══ RECORD EXCERPTS ══
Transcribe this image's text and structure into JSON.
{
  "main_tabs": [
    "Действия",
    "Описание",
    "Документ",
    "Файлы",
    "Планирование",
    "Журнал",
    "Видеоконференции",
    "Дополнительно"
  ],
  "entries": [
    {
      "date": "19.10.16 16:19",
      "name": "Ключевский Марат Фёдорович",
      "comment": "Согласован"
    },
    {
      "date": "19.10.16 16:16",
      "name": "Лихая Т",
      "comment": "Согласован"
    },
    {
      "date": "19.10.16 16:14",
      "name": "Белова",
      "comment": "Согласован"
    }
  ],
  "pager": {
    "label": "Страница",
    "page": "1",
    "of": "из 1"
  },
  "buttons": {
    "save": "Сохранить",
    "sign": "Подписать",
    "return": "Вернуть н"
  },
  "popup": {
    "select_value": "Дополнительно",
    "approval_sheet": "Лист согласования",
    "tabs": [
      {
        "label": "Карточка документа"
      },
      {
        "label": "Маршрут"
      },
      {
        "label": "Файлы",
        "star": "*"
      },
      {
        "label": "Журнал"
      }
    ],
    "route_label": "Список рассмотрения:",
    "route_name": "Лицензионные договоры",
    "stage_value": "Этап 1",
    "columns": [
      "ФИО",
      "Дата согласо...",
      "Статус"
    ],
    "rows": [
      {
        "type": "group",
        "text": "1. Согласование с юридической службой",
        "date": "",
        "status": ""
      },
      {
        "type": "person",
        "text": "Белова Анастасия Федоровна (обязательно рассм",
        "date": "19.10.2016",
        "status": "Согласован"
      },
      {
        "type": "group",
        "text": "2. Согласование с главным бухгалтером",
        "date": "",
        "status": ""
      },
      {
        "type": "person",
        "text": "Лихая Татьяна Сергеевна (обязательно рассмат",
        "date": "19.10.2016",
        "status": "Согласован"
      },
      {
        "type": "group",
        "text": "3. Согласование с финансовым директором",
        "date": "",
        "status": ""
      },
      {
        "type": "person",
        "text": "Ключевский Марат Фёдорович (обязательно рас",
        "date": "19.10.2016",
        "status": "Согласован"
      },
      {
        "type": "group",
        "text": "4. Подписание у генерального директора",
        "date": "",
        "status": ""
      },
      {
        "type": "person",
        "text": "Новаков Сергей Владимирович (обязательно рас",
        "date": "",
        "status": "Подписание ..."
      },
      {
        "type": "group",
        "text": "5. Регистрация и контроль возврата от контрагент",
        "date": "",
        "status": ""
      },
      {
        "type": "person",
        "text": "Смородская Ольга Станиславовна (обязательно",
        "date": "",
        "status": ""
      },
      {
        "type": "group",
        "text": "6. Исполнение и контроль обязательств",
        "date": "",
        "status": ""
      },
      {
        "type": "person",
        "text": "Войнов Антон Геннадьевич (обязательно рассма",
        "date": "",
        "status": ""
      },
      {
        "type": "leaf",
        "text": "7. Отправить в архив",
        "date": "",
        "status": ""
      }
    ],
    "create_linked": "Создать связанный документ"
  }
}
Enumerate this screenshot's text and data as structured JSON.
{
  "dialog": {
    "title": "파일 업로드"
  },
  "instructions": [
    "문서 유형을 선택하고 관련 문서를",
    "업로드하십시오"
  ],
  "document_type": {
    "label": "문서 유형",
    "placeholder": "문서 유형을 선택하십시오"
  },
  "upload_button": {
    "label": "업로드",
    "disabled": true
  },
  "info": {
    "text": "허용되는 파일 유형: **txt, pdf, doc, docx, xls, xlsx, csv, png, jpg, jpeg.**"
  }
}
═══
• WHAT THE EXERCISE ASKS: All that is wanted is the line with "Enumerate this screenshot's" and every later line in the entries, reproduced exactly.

• SOLUTION:
Enumerate this screenshot's text and data as structured JSON.
{
  "dialog": {
    "title": "파일 업로드"
  },
  "instructions": [
    "문서 유형을 선택하고 관련 문서를",
    "업로드하십시오"
  ],
  "document_type": {
    "label": "문서 유형",
    "placeholder": "문서 유형을 선택하십시오"
  },
  "upload_button": {
    "label": "업로드",
    "disabled": true
  },
  "info": {
    "text": "허용되는 파일 유형: **txt, pdf, doc, docx, xls, xlsx, csv, png, jpg, jpeg.**"
  }
}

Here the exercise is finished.